*** Opening of Data provided ***
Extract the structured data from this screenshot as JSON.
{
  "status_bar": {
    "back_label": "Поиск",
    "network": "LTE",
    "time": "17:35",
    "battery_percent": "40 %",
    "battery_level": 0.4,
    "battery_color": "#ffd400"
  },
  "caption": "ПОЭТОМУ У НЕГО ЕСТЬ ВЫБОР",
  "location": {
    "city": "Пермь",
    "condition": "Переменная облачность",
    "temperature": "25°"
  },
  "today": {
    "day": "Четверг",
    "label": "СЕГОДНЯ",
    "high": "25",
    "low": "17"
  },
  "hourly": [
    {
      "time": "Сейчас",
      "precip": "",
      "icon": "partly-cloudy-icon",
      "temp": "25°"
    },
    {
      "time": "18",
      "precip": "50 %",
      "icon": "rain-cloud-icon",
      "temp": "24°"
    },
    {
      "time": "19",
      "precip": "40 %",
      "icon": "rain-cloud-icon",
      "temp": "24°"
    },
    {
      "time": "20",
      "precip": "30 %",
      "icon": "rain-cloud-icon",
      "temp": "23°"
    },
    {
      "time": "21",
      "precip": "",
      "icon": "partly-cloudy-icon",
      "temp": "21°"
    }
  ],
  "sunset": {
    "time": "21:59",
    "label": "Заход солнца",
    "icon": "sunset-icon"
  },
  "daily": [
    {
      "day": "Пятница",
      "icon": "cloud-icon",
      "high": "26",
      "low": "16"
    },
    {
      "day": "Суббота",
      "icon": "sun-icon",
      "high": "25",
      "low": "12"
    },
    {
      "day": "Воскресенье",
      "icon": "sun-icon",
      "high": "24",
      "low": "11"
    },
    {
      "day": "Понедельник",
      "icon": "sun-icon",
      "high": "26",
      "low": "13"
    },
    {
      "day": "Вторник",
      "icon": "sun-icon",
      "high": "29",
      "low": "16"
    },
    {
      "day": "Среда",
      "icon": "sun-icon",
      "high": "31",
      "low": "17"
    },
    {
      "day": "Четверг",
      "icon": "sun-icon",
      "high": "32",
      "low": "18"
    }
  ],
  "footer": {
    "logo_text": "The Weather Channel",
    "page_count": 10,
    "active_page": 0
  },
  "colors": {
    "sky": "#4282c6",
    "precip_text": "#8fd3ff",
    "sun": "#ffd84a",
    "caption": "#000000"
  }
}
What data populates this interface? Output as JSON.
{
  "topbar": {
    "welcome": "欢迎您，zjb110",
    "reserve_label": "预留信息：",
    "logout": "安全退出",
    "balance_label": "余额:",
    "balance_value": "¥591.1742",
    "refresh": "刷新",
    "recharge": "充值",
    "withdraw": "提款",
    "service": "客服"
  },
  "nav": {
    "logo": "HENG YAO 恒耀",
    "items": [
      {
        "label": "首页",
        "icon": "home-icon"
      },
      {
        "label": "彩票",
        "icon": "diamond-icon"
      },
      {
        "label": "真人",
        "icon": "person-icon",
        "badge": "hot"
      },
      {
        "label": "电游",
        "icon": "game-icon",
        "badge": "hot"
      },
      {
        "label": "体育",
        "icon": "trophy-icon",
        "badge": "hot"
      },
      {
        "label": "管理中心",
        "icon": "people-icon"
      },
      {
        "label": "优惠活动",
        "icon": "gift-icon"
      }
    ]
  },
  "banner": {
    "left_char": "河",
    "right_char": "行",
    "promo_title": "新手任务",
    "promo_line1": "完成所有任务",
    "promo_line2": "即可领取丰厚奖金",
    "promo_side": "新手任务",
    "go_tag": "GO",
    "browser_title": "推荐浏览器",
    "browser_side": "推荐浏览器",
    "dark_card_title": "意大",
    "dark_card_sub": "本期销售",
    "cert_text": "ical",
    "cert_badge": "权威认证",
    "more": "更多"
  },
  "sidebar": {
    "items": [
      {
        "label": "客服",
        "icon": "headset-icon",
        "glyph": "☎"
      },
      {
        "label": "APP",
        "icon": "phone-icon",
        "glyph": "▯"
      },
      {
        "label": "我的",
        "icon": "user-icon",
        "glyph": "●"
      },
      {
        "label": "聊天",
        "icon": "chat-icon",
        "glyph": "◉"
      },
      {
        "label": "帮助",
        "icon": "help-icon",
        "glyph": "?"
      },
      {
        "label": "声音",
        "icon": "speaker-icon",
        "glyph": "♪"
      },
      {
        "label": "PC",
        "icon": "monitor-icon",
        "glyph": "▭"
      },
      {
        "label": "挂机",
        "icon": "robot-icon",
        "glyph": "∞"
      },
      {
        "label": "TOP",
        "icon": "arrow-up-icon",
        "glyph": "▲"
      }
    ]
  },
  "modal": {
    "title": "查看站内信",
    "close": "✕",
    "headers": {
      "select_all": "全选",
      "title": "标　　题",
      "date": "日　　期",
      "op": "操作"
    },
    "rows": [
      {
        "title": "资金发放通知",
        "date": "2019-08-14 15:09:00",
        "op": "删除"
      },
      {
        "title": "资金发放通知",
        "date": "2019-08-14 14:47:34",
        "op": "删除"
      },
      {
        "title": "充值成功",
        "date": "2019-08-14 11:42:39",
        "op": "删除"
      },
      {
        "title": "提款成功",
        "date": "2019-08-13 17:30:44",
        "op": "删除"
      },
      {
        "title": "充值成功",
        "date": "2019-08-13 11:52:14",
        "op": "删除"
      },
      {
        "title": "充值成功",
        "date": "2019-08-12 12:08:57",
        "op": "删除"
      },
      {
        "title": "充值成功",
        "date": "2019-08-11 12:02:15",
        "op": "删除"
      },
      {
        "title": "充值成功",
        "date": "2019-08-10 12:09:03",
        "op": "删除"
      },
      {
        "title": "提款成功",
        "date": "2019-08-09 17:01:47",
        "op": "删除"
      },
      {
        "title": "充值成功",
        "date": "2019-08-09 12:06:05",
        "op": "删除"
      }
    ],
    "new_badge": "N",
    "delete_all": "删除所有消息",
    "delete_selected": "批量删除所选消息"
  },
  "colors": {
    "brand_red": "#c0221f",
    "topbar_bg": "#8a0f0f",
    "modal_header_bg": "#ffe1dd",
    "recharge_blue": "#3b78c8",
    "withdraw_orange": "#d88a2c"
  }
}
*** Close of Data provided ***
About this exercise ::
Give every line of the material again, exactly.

Task answer ::
Extract the structured data from this screenshot as JSON.
{
  "status_bar": {
    "back_label": "Поиск",
    "network": "LTE",
    "time": "17:35",
    "battery_percent": "40 %",
    "battery_level": 0.4,
    "battery_color": "#ffd400"
  },
  "caption": "ПОЭТОМУ У НЕГО ЕСТЬ ВЫБОР",
  "location": {
    "city": "Пермь",
    "condition": "Переменная облачность",
    "temperature": "25°"
  },
  "today": {
    "day": "Четверг",
    "label": "СЕГОДНЯ",
    "high": "25",
    "low": "17"
  },
  "hourly": [
    {
      "time": "Сейчас",
      "precip": "",
      "icon": "partly-cloudy-icon",
      "temp": "25°"
    },
    {
      "time": "18",
      "precip": "50 %",
      "icon": "rain-cloud-icon",
      "temp": "24°"
    },
    {
      "time": "19",
      "precip": "40 %",
      "icon": "rain-cloud-icon",
      "temp": "24°"
    },
    {
      "time": "20",
      "precip": "30 %",
      "icon": "rain-cloud-icon",
      "temp": "23°"
    },
    {
      "time": "21",
      "precip": "",
      "icon": "partly-cloudy-icon",
      "temp": "21°"
    }
  ],
  "sunset": {
    "time": "21:59",
    "label": "Заход солнца",
    "icon": "sunset-icon"
  },
  "daily": [
    {
      "day": "Пятница",
      "icon": "cloud-icon",
      "high": "26",
      "low": "16"
    },
    {
      "day": "Суббота",
      "icon": "sun-icon",
      "high": "25",
      "low": "12"
    },
    {
      "day": "Воскресенье",
      "icon": "sun-icon",
      "high": "24",
      "low": "11"
    },
    {
      "day": "Понедельник",
      "icon": "sun-icon",
      "high": "26",
      "low": "13"
    },
    {
      "day": "Вторник",
      "icon": "sun-icon",
      "high": "29",
      "low": "16"
    },
    {
      "day": "Среда",
      "icon": "sun-icon",
      "high": "31",
      "low": "17"
    },
    {
      "day": "Четверг",
      "icon": "sun-icon",
      "high": "32",
      "low": "18"
    }
  ],
  "footer": {
    "logo_text": "The Weather Channel",
    "page_count": 10,
    "active_page": 0
  },
  "colors": {
    "sky": "#4282c6",
    "precip_text": "#8fd3ff",
    "sun": "#ffd84a",
    "caption": "#000000"
  }
}
What data populates this interface? Output as JSON.
{
  "topbar": {
    "welcome": "欢迎您，zjb110",
    "reserve_label": "预留信息：",
    "logout": "安全退出",
    "balance_label": "余额:",
    "balance_value": "¥591.1742",
    "refresh": "刷新",
    "recharge": "充值",
    "withdraw": "提款",
    "service": "客服"
  },
  "nav": {
    "logo": "HENG YAO 恒耀",
    "items": [
      {
        "label": "首页",
        "icon": "home-icon"
      },
      {
        "label": "彩票",
        "icon": "diamond-icon"
      },
      {
        "label": "真人",
        "icon": "person-icon",
        "badge": "hot"
      },
      {
        "label": "电游",
        "icon": "game-icon",
        "badge": "hot"
      },
      {
        "label": "体育",
        "icon": "trophy-icon",
        "badge": "hot"
      },
      {
        "label": "管理中心",
        "icon": "people-icon"
      },
      {
        "label": "优惠活动",
        "icon": "gift-icon"
      }
    ]
  },
  "banner": {
    "left_char": "河",
    "right_char": "行",
    "promo_title": "新手任务",
    "promo_line1": "完成所有任务",
    "promo_line2": "即可领取丰厚奖金",
    "promo_side": "新手任务",
    "go_tag": "GO",
    "browser_title": "推荐浏览器",
    "browser_side": "推荐浏览器",
    "dark_card_title": "意大",
    "dark_card_sub": "本期销售",
    "cert_text": "ical",
    "cert_badge": "权威认证",
    "more": "更多"
  },
  "sidebar": {
    "items": [
      {
        "label": "客服",
        "icon": "headset-icon",
        "glyph": "☎"
      },
      {
        "label": "APP",
        "icon": "phone-icon",
        "glyph": "▯"
      },
      {
        "label": "我的",
        "icon": "user-icon",
        "glyph": "●"
      },
      {
        "label": "聊天",
        "icon": "chat-icon",
        "glyph": "◉"
      },
      {
        "label": "帮助",
        "icon": "help-icon",
        "glyph": "?"
      },
      {
        "label": "声音",
        "icon": "speaker-icon",
        "glyph": "♪"
      },
      {
        "label": "PC",
        "icon": "monitor-icon",
        "glyph": "▭"
      },
      {
        "label": "挂机",
        "icon": "robot-icon",
        "glyph": "∞"
      },
      {
        "label": "TOP",
        "icon": "arrow-up-icon",
        "glyph": "▲"
      }
    ]
  },
  "modal": {
    "title": "查看站内信",
    "close": "✕",
    "headers": {
      "select_all": "全选",
      "title": "标　　题",
      "date": "日　　期",
      "op": "操作"
    },
    "rows": [
      {
        "title": "资金发放通知",
        "date": "2019-08-14 15:09:00",
        "op": "删除"
      },
      {
        "title": "资金发放通知",
        "date": "2019-08-14 14:47:34",
        "op": "删除"
      },
      {
        "title": "充值成功",
        "date": "2019-08-14 11:42:39",
        "op": "删除"
      },
      {
        "title": "提款成功",
        "date": "2019-08-13 17:30:44",
        "op": "删除"
      },
      {
        "title": "充值成功",
        "date": "2019-08-13 11:52:14",
        "op": "删除"
      },
      {
        "title": "充值成功",
        "date": "2019-08-12 12:08:57",
        "op": "删除"
      },
      {
        "title": "充值成功",
        "date": "2019-08-11 12:02:15",
        "op": "删除"
      },
      {
        "title": "充值成功",
        "date": "2019-08-10 12:09:03",
        "op": "删除"
      },
      {
        "title": "提款成功",
        "date": "2019-08-09 17:01:47",
        "op": "删除"
      },
      {
        "title": "充值成功",
        "date": "2019-08-09 12:06:05",
        "op": "删除"
      }
    ],
    "new_badge": "N",
    "delete_all": "删除所有消息",
    "delete_selected": "批量删除所选消息"
  },
  "colors": {
    "brand_red": "#c0221f",
    "topbar_bg": "#8a0f0f",
    "modal_header_bg": "#ffe1dd",
    "recharge_blue": "#3b78c8",
    "withdraw_orange": "#d88a2c"
  }
}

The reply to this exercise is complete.